(Component data from apps and pages)
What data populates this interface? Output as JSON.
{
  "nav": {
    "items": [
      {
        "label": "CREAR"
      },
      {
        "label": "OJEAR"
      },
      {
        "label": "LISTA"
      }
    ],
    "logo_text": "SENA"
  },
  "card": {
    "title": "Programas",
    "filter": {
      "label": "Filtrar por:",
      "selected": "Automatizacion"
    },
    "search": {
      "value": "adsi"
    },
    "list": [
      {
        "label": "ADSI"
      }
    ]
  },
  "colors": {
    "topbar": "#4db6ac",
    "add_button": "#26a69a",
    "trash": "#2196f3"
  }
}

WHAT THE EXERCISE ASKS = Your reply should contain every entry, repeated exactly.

SOLUTION =
What data populates this interface? Output as JSON.
{
  "nav": {
    "items": [
      {
        "label": "CREAR"
      },
      {
        "label": "OJEAR"
      },
      {
        "label": "LISTA"
      }
    ],
    "logo_text": "SENA"
  },
  "card": {
    "title": "Programas",
    "filter": {
      "label": "Filtrar por:",
      "selected": "Automatizacion"
    },
    "search": {
      "value": "adsi"
    },
    "list": [
      {
        "label": "ADSI"
      }
    ]
  },
  "colors": {
    "topbar": "#4db6ac",
    "add_button": "#26a69a",
    "trash": "#2196f3"
  }
}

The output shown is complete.